Baker schools Superintendent, Ulysses Joseph, has expressed concern that the State Dept. report itself is damaging to the Baker school system. He said: "How can we expect parents to send their children to school and encourage them to participate in school when the State Department has announced that some of our teachers are doing more harm than good?"

This Baker schools incident is just a taste of what is to come as the State Department begins to apply the new value added model of teacher evaluation throughout the state. Somehow, without observing the Baker classrooms, the State Dept. representatives were able to determine that half the teachers were doing more harm than good and that the school board needed to make "personnel changes".

5 comments:

kathy said...

In other words....not even half truths.

Anonymous said...

Mr. Pastorek's "turnaround" refers to the method he would use to close traditional public schools so that they can be replaced with charters. The turnaround approach began with Race to the Top and has wreaked havoc on school systems throughout the United States. Los Angeles public schools are a glaring example. It's time for the public and the legislature to hear the truth about the newest reform methods that make way for corporate takeovers.

Anonymous said...

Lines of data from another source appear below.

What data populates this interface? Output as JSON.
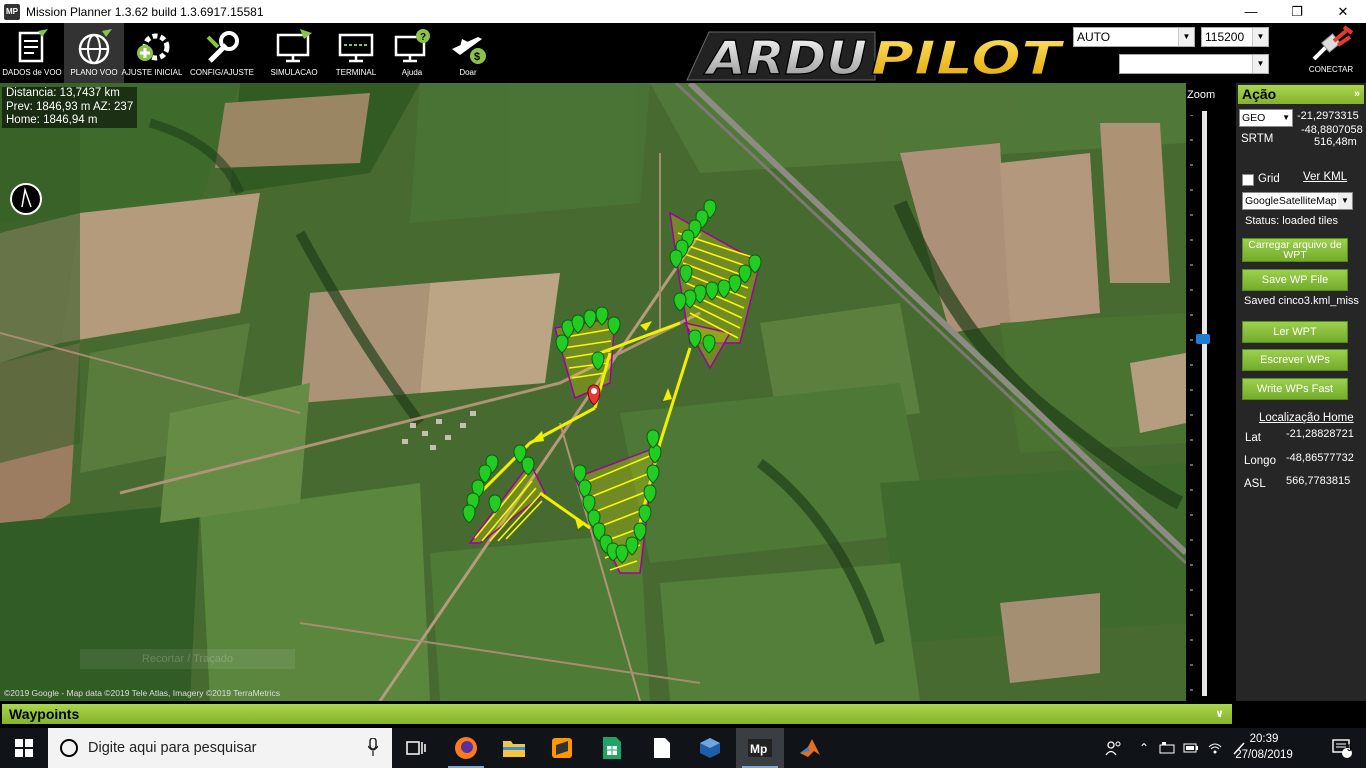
{
  "window": {
    "title": "Mission Planner 1.3.62 build 1.3.6917.15581",
    "app_icon_text": "MP",
    "controls": [
      "minimize",
      "restore",
      "close"
    ]
  },
  "toolbar": {
    "buttons": [
      {
        "label": "DADOS de VOO",
        "icon": "flight-data-icon",
        "active": false
      },
      {
        "label": "PLANO VOO",
        "icon": "flight-plan-globe-icon",
        "active": true
      },
      {
        "label": "AJUSTE INICIAL",
        "icon": "initial-setup-icon",
        "active": false
      },
      {
        "label": "CONFIG/AJUSTE",
        "icon": "config-tuning-icon",
        "active": false
      },
      {
        "label": "SIMULACAO",
        "icon": "simulation-icon",
        "active": false
      },
      {
        "label": "TERMINAL",
        "icon": "terminal-icon",
        "active": false
      },
      {
        "label": "Ajuda",
        "icon": "help-icon",
        "active": false
      },
      {
        "label": "Doar",
        "icon": "donate-icon",
        "active": false
      }
    ],
    "logo_text": "ARDUPILOT",
    "mode_select": "AUTO",
    "baud_select": "115200",
    "port_select": "",
    "connect_label": "CONECTAR"
  },
  "map": {
    "info": {
      "distance": "Distancia: 13,7437 km",
      "prev": "Prev: 1846,93 m AZ: 237",
      "home": "Home: 1846,94 m"
    },
    "watermark": "Recortar / Traçado",
    "copyright": "©2019 Google - Map data ©2019 Tele Atlas, Imagery ©2019 TerraMetrics"
  },
  "zoom": {
    "title": "Zoom",
    "level_fraction": 0.61
  },
  "panel": {
    "title": "Ação",
    "coord_mode": "GEO",
    "lat": "-21,2973315",
    "lng": "-48,8807058",
    "srtm_label": "SRTM",
    "srtm_alt": "516,48m",
    "grid_label": "Grid",
    "kml_link": "Ver KML",
    "map_provider": "GoogleSatelliteMap",
    "status": "Status: loaded tiles",
    "btn_load_wpt": "Carregar arquivo de WPT",
    "btn_save_wp": "Save WP File",
    "saved_text": "Saved cinco3.kml_miss",
    "btn_read_wpt": "Ler WPT",
    "btn_write_wps": "Escrever WPs",
    "btn_write_fast": "Write WPs Fast",
    "home_link": "Localização Home",
    "home_lat_label": "Lat",
    "home_lat": "-21,28828721",
    "home_lng_label": "Longo",
    "home_lng": "-48,86577732",
    "home_asl_label": "ASL",
    "home_asl": "566,7783815"
  },
  "waypoints_bar": {
    "title": "Waypoints"
  },
  "taskbar": {
    "search_placeholder": "Digite aqui para pesquisar",
    "apps": [
      "task-view-icon",
      "firefox-icon",
      "file-explorer-icon",
      "sublime-icon",
      "sheets-icon",
      "notepad-icon",
      "virtualbox-icon",
      "mission-planner-icon",
      "matlab-icon"
    ],
    "time": "20:39",
    "date": "27/08/2019",
    "notifications": "5"
  }
}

In case no one is paying attention, Jindal, Pastorek, Vallas, and their "cohorts" are using the "rose-colored glasses" laced with "the broken-record" approach to propagandize the results of these so-called "turnaround schools" to brain-wash the public into believing that public schools are failing so that they can be taken over and given to the private sector. I believe governors and legislators around the nation want out of the public education business because it drains their state budgets (along with pensions and insurances for state workers--including teachers). They have to make their results seem like "gold at the end of the rainbow". It is the public they need to convince so that legislators will feel the pressure to fall into line with this scheme. And so they lie. I just hope that we won't take it all, "lying down" while they are lying to us. Thanks Mike for shedding light on the true results.

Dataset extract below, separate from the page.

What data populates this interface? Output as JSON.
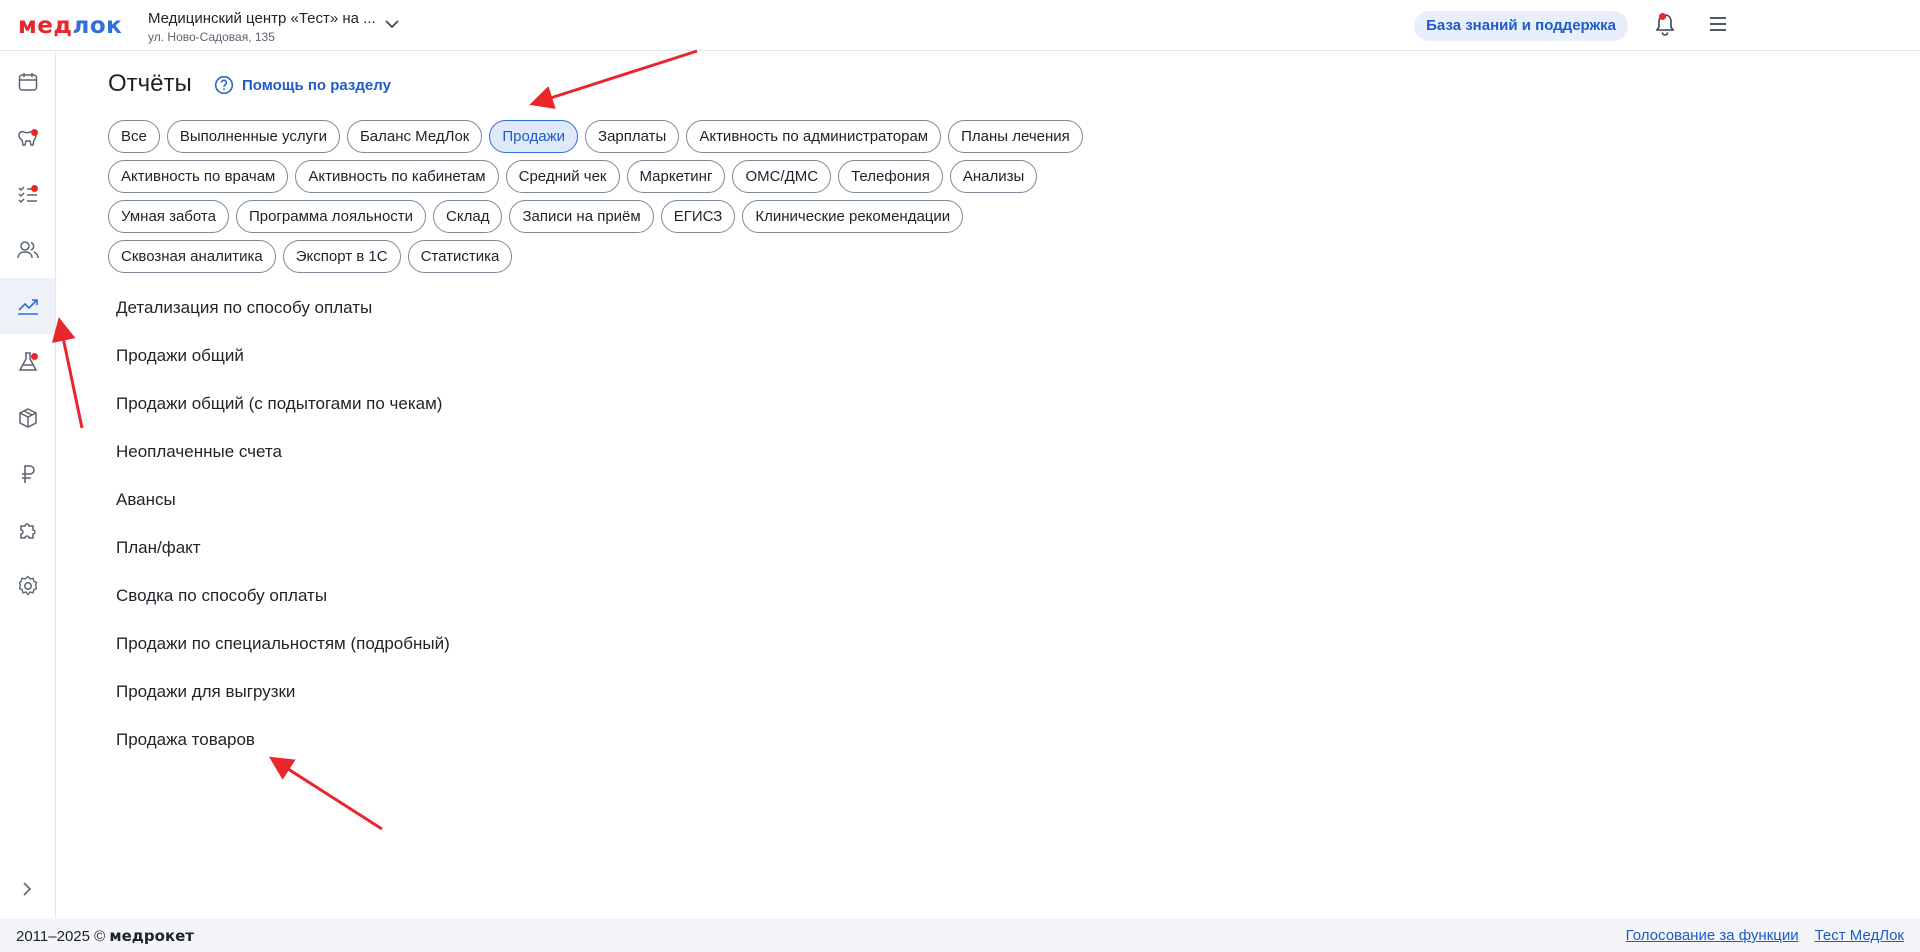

Debbie Meaux, LAE Vice-president

Sheryl Abshire said...

Mike....tell it like it is...for it appears few others will tell the truth...I believe this is much like the story "The Emperor Has No Clothes"....no one really wants to say what is glaringly apparent....such a sad commentary on our schools and school employees.....something I never thought I would see...our own state education leaders in the department seeking to destroy public education....I know our former State Supt Cecil Picard is aghast from his seat as he "looks down" on all of this.

Keep telling the truth, Mike...someone has to.

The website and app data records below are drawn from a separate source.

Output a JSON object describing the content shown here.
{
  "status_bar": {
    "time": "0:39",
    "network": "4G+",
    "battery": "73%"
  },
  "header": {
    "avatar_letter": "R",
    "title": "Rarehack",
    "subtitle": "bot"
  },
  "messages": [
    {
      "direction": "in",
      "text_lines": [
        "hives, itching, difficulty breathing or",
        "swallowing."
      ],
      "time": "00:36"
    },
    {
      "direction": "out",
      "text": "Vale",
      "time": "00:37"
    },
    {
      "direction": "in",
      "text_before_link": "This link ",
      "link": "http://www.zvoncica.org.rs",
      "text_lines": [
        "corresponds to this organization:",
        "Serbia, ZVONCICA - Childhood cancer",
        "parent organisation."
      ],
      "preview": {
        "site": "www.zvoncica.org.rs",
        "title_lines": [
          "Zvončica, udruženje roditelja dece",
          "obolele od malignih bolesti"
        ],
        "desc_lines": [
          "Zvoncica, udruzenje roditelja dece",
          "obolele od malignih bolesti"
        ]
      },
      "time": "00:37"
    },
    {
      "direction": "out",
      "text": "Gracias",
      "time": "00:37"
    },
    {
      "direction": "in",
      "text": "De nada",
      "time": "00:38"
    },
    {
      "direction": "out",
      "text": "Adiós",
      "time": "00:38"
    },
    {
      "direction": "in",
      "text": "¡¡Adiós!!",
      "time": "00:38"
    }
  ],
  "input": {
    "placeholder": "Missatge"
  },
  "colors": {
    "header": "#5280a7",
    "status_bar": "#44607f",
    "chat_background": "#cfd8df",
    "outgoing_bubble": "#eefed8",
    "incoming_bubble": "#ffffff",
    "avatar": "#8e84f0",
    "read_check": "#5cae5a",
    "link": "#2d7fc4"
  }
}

Karen said...

Sheryl, I agree with you. For quite some time, I have been saying, "The emperor has no clothes!" I am also amazed at the excellent educators that are just laying down, taking the abuse, and not speaking up. I was told that nearly half of our educators are not even registered to vote and therefore, the legislators are not afraid to vote against the voice of the educators, the professionals!
As one who worked with Mr. Picard and was part of his mission for TRUE school reform. I believe with all my heart that he is aghast from his seat as he "looks down" on all of this.
Shame on Pastorek for tearing apart the good schools in our education system in order to promote his ideas. Fix the broken parts, but don't ruin the whole system to gain media glory.